I was on a visit to a friend’s house and he had this new card game, something in a genre I’d never heard of: deck building.

A deck building game starts all players off with an identical deck of basic cards. Each of these basic cards has some sort of resource used to either purchase or defeat cards in a group of cards shared by all players.

In Ascension, the goal is to purchase and defeat cards in a center row in order to acquire the most points, called Honor, and win the game.

As one might expect, it isn’t quite so simple. The real beauty of Ascension comes with the interaction of certain cards and building your deck in a way that these cards play off each other.

For instance, at the beginning of each of your turns, you get to draw five cards. In the early game, these will be a combination of runes and attack power. Runes let you recruit hero or construct cards. The attack power will let you defeat enemies in the center row which will then provide you immediately with some Honor points and, sometimes, another special effect.

Once your turn ends, you discard your entire hand and draw five new cards, and any cards you purchased with runes go into your discard pile.

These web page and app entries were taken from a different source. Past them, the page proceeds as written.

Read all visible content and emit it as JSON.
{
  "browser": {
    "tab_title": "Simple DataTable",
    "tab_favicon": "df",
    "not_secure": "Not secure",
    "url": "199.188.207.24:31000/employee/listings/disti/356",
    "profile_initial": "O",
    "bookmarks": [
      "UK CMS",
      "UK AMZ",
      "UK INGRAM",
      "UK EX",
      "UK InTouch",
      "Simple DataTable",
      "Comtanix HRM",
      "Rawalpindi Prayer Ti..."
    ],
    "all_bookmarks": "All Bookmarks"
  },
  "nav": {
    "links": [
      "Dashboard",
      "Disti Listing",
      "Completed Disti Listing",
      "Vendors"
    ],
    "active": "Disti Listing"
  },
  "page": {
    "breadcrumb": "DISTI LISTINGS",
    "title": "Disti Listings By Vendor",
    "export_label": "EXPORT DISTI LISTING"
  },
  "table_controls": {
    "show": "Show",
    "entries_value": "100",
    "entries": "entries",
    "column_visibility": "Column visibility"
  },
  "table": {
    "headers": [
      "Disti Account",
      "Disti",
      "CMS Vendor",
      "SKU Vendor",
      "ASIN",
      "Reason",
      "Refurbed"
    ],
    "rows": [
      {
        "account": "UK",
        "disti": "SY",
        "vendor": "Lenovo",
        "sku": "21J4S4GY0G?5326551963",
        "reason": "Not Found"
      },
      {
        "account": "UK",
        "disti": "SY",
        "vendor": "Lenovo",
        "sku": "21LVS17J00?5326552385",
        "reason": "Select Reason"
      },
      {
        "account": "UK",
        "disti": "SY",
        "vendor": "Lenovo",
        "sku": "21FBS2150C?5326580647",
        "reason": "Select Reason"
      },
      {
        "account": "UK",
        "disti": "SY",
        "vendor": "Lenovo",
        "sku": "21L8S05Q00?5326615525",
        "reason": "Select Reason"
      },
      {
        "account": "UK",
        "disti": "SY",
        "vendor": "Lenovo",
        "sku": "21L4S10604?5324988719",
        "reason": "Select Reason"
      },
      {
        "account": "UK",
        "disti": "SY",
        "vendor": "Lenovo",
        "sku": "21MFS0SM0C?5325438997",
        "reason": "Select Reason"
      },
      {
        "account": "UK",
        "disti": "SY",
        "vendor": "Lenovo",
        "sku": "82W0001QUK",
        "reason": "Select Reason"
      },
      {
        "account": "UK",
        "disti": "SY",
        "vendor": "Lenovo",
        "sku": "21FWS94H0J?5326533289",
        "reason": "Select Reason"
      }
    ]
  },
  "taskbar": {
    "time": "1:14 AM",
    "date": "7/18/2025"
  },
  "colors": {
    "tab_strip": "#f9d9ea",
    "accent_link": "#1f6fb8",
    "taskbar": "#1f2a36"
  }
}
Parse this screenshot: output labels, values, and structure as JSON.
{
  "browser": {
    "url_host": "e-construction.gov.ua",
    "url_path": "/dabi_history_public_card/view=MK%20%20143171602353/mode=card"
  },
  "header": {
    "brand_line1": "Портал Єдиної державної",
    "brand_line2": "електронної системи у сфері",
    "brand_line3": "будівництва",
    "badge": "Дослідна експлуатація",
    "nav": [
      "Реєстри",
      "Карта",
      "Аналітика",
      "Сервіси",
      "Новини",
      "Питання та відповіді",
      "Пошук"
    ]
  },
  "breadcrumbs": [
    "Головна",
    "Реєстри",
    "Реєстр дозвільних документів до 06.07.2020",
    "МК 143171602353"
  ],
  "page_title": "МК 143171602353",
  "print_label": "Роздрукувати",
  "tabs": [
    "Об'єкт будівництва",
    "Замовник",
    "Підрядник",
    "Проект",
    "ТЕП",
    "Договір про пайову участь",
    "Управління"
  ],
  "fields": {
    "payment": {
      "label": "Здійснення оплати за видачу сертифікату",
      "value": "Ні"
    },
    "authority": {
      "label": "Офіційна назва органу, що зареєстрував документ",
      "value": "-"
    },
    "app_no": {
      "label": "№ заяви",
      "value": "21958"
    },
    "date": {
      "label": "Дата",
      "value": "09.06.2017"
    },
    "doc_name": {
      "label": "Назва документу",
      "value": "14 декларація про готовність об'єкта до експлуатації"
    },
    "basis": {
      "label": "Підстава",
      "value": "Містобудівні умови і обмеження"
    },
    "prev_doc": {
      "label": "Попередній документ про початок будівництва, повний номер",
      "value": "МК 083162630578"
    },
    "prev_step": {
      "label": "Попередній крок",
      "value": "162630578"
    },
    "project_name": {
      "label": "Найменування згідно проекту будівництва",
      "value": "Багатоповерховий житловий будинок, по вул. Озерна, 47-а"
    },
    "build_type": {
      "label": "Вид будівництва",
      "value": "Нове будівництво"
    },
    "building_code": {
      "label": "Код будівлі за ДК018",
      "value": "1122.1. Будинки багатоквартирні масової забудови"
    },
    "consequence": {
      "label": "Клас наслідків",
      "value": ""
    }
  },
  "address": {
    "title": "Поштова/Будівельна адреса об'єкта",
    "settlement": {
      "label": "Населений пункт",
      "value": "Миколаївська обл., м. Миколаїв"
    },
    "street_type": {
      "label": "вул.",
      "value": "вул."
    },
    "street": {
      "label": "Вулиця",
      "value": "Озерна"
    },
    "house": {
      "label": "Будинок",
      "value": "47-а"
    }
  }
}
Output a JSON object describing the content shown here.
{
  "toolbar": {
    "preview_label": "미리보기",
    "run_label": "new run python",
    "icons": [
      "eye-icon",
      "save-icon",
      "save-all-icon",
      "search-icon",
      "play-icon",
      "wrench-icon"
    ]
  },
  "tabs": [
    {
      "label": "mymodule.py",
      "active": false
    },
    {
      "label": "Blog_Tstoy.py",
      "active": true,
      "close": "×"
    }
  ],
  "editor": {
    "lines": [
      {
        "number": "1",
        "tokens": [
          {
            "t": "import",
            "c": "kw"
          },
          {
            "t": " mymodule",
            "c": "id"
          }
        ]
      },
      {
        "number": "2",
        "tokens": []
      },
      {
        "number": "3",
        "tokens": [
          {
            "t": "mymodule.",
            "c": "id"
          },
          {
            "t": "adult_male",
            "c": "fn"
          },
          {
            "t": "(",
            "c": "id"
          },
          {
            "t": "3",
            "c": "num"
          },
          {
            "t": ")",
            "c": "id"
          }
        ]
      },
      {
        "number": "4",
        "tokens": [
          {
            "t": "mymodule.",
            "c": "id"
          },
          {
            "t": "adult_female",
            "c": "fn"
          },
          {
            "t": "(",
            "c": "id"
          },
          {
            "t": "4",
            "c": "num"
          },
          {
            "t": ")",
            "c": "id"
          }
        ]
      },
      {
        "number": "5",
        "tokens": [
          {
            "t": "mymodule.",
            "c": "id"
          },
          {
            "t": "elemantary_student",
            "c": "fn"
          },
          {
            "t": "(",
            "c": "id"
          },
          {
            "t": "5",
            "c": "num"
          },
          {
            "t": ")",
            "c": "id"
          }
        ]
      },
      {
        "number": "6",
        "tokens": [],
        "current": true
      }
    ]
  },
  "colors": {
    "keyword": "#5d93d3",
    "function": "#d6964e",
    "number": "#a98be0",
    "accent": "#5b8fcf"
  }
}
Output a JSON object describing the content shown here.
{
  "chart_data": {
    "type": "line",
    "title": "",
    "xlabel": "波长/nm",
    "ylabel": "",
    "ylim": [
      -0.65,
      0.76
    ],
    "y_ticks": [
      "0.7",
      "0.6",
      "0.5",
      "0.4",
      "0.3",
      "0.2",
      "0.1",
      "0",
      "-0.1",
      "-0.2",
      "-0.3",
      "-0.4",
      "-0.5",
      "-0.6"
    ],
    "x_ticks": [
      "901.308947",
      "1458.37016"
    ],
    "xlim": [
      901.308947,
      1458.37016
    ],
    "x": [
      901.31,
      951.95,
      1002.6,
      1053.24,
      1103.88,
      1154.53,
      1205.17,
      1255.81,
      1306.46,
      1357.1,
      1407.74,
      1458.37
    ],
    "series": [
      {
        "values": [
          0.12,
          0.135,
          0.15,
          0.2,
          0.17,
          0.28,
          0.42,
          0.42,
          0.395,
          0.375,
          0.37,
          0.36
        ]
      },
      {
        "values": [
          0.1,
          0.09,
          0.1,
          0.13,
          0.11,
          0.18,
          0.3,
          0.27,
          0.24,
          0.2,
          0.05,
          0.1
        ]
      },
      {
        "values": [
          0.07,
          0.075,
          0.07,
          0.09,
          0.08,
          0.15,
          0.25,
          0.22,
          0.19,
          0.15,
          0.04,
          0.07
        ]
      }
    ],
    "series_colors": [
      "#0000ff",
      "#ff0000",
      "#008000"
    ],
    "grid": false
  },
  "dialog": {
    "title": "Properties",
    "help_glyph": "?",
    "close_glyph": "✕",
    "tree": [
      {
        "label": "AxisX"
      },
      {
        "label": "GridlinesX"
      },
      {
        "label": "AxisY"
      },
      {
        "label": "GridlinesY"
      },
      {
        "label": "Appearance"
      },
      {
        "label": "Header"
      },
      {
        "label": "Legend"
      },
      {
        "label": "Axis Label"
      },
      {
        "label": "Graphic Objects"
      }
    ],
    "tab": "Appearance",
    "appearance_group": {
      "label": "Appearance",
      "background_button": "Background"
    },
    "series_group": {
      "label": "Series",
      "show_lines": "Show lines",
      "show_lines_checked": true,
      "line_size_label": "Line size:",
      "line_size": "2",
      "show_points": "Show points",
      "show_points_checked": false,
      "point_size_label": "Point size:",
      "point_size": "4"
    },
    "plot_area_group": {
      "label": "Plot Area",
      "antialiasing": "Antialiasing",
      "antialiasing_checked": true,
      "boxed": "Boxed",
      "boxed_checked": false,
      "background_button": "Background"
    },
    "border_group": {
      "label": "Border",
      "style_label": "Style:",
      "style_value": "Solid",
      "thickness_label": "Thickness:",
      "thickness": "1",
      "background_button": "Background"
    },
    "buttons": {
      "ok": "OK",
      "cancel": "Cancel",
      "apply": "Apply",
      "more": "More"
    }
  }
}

When you can no longer draw cards, you shuffle your discard pile and draw more. In this way, the cards you have purchased on previous turns then make their way into your hand and you can start making use of their abilities.

Some cards, for instance, are simple, providing runes or attack power in larger quantities than your starting cards. Others will interact with each other. Certain heroes will allow you to draw additional cards if you play heroes related to their faction, of which there are several. While you only initially draw five cards, using the various abilities from other heroes gives you a chance to draw many cards and purchase more and more from the center row.

Since this is the 10th anniversary edition of the game, it should be pretty apparent it has been around for a while. There are numerous expansions to Ascension, but this edition contains the original game, in an updated and very, very pretty form.

In order to better organize the center row and various other cards, this edition includes a very nice game board, giving you space for a discard area, the center row and more. It all looks great and is well made.

That being said, if you’ve already got a copy of the original Ascension game, it may not be worth the purchase, but for anyone who has yet to give it a try, this is a must-add game for any collection. It supports from two to four or more players and will never play exactly the same way each time.

The Ascension: 10-Year Anniversary Edition was originally offered as part of the Kickstarter campaign for the Ascension Tactics deckbuilding miniatures game, which sounds phenomenal.

It appears it will retail for around $40 once it releases.

Thanks for playing.